Much like the human heart needs a steady rhythm, an engine relies on the consistent spark of its spark plugs to function optimally. However, as all things wear out with time, so do spark plugs. Understanding when and why to replace them is crucial for optimal engine performance, safety, and fuel efficiency.

Why Spark Plugs Wear Out:

Over time, the intense heat and pressure within the combustion chamber and the electric currents passing through the spark plug lead to wear and tear. Factors contributing to this degradation include:

  1. Electrode Erosion: The metal of the electrodes can wear down, increasing the gap through which the spark jumps.
  2. Carbon Deposits: Unburned fuel can create a carbon buildup on the spark plug, insulating it and weakening or preventing the spark.
  3. Oil and Fuel Additives: Some additives might lead to spark plug contamination.
  4. Physical and Thermal Shock: Rapid temperature changes can crack the ceramic insulator.

Signs It’s Time to Replace Spark Plugs:

  1. Engine Misfires: If the engine doesn’t fire at every cycle, it could be due to a faulty spark plug.
  2. Reduced Fuel Efficiency: Worn-out spark plugs might not burn fuel efficiently, leading to increased fuel consumption.
  3. Rough Idling: The engine might vibrate or produce a rough, jittery sound.
  4. Difficulty Starting: If the car struggles to start, old spark plugs could be a contributing factor.

How Often Should You Replace Spark Plugs?

This often depends on the type of spark plug:

  1. Copper Spark Plugs: Generally need replacement every 20,000 miles.
  2. Platinum and Iridium Spark Plugs: These can last between 50,000 to 120,000 miles, thanks to their harder metal components.

However, consult the vehicle’s owner’s manual or a professional technician, as various factors can influence the ideal replacement interval.

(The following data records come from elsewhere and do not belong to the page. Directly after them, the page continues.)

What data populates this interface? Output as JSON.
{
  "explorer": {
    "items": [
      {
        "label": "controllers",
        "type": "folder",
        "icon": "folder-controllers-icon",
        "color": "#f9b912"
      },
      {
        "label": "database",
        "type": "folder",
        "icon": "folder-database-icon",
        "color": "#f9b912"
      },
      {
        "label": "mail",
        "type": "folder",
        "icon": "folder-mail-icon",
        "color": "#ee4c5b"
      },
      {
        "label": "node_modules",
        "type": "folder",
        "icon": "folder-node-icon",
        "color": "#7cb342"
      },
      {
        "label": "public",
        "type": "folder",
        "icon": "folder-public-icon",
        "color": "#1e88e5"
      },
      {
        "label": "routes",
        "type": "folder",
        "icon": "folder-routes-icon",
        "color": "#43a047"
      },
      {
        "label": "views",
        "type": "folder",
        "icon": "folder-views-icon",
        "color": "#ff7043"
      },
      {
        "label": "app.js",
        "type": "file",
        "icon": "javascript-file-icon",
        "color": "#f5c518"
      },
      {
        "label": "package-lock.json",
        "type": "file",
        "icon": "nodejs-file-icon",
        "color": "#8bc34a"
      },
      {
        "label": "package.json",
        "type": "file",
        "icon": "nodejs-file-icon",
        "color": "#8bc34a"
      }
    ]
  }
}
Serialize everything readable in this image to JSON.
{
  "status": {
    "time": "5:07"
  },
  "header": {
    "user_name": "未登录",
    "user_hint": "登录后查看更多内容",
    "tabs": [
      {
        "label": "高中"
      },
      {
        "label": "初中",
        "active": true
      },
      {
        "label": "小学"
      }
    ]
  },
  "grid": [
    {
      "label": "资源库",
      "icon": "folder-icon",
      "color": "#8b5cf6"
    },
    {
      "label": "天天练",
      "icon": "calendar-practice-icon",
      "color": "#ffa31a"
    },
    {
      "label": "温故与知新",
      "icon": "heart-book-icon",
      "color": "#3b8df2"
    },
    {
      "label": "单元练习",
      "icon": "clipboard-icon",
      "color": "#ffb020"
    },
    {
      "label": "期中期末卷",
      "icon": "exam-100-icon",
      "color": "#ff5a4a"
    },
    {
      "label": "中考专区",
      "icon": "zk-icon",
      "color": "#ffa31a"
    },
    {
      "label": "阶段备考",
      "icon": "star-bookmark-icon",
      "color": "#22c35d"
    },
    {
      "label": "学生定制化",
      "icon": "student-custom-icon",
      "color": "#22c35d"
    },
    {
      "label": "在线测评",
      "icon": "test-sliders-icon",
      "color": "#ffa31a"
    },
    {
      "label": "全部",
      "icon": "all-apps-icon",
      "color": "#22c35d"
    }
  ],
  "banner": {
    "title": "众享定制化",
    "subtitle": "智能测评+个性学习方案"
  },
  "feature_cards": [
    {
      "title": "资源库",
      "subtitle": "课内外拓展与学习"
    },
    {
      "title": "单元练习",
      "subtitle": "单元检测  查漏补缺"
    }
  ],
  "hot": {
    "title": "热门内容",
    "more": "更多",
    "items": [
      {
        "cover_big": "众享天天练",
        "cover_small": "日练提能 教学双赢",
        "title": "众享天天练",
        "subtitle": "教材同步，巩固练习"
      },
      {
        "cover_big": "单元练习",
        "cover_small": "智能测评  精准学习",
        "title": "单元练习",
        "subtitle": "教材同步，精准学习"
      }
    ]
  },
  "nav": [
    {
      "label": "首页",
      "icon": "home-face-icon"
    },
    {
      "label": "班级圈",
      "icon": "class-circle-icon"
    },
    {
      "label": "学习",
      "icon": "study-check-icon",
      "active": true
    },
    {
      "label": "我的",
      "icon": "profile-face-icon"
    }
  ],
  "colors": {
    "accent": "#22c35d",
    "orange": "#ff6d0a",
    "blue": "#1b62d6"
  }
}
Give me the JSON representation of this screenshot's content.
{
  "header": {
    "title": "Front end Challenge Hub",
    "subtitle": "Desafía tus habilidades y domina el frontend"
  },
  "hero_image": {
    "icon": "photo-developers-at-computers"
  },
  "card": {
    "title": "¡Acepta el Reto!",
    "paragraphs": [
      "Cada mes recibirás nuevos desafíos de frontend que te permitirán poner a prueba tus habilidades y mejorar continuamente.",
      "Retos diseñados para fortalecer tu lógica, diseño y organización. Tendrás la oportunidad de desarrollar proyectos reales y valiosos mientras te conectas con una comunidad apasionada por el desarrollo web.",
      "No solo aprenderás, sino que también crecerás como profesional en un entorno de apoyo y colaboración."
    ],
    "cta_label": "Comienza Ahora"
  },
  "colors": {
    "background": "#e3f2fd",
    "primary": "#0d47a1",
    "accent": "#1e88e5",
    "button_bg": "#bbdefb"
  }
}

Staying proactive in replacing spark plugs is a simple yet effective way to ensure your engine runs smoothly, maintains fuel efficiency, and remains reliable over its lifespan. By being attentive to the signs of wear and understanding the life expectancy of different spark plug types, drivers can safeguard against potential engine issues.